It strikes me that the claims asserted by Red Hat and IBM raise substantial questions about whether any patent infringement claims can succeed. According to those pleadings, as well as common knowledge and lore within the open source community, any business process or invention now owned or controlled by SCO was freely distributed to the open source community in such a manner as to void any subsequent claim of infringement. One also wonders about the extent to which some or all of the business processes now owned by SCO are subject to claims of prior art, i.e. that SCO's technology was not invented by SCO or one of its predecessors.
Might there be some economic impact if SCO successfully pursues a patent infringement claim? Yes. The likelihood of the kind of colossal impact suggested by SCO and some of its sympathizers is, in my opinion, remote. However, as I have recommended elsewhere, it is wise for companies that are legitimately concerned about this issue to evaluate the level of their risk/exposure and then develop a rational risk reduction program.

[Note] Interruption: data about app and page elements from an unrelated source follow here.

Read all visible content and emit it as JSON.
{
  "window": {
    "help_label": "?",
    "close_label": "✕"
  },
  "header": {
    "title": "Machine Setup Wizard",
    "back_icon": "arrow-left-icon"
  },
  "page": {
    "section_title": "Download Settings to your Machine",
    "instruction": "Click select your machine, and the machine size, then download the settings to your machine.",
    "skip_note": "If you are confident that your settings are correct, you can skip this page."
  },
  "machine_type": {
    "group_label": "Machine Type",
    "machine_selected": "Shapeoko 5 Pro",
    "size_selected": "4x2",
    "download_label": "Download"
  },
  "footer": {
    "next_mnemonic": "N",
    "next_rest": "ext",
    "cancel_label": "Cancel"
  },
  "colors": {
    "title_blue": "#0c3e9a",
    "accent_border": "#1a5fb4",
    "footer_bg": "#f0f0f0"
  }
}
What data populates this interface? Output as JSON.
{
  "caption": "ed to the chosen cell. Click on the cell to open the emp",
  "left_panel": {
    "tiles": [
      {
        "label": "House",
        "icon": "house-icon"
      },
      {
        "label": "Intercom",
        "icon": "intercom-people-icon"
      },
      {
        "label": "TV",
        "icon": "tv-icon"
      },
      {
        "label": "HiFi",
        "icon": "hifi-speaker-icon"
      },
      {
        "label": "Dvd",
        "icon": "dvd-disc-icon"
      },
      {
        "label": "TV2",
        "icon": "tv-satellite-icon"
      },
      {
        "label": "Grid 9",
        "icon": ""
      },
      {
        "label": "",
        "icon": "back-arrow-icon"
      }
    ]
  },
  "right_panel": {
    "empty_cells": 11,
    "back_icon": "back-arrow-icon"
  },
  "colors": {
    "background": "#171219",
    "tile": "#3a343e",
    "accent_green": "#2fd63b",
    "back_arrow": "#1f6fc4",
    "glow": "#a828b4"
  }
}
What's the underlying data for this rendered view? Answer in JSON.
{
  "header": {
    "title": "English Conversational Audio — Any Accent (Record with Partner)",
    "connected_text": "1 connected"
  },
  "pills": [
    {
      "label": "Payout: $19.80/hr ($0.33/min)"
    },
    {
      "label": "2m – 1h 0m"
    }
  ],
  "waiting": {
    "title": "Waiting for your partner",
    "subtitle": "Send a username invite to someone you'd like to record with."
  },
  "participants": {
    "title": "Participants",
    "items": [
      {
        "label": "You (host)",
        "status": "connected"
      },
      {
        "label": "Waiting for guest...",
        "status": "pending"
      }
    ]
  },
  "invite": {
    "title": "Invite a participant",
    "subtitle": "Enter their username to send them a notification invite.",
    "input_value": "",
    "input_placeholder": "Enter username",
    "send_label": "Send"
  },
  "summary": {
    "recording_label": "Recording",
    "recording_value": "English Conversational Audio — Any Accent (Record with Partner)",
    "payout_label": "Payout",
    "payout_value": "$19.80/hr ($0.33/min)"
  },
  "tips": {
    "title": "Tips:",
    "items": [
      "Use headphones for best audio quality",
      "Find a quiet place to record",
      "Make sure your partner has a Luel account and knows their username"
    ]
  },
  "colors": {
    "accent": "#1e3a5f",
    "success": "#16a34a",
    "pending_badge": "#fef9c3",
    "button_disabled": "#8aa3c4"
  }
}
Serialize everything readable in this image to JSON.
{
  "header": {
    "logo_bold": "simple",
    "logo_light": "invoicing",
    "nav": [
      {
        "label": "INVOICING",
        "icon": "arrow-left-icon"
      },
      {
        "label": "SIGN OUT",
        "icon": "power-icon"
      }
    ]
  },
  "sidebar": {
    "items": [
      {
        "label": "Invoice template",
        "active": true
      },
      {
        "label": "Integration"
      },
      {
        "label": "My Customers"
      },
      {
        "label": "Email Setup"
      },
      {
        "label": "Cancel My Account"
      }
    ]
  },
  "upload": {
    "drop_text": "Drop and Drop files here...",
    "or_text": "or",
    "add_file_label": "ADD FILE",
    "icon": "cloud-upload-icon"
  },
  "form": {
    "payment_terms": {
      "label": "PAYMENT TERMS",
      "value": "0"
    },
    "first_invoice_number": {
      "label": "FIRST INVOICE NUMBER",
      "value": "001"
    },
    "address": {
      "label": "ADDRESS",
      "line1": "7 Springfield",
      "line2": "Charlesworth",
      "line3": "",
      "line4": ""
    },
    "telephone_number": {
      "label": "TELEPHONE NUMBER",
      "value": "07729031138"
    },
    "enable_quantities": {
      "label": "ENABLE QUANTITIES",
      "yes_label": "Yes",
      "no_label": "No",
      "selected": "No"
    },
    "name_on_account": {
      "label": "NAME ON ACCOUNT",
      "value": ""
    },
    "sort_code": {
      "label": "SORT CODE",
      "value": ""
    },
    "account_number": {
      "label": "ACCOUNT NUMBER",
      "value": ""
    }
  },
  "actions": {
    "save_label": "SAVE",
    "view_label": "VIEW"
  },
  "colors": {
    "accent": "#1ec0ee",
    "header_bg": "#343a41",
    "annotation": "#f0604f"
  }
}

If migrating to or expanding the enterprise's use of open source is otherwise justified, recent events need not change that result.
This was first published in August 2003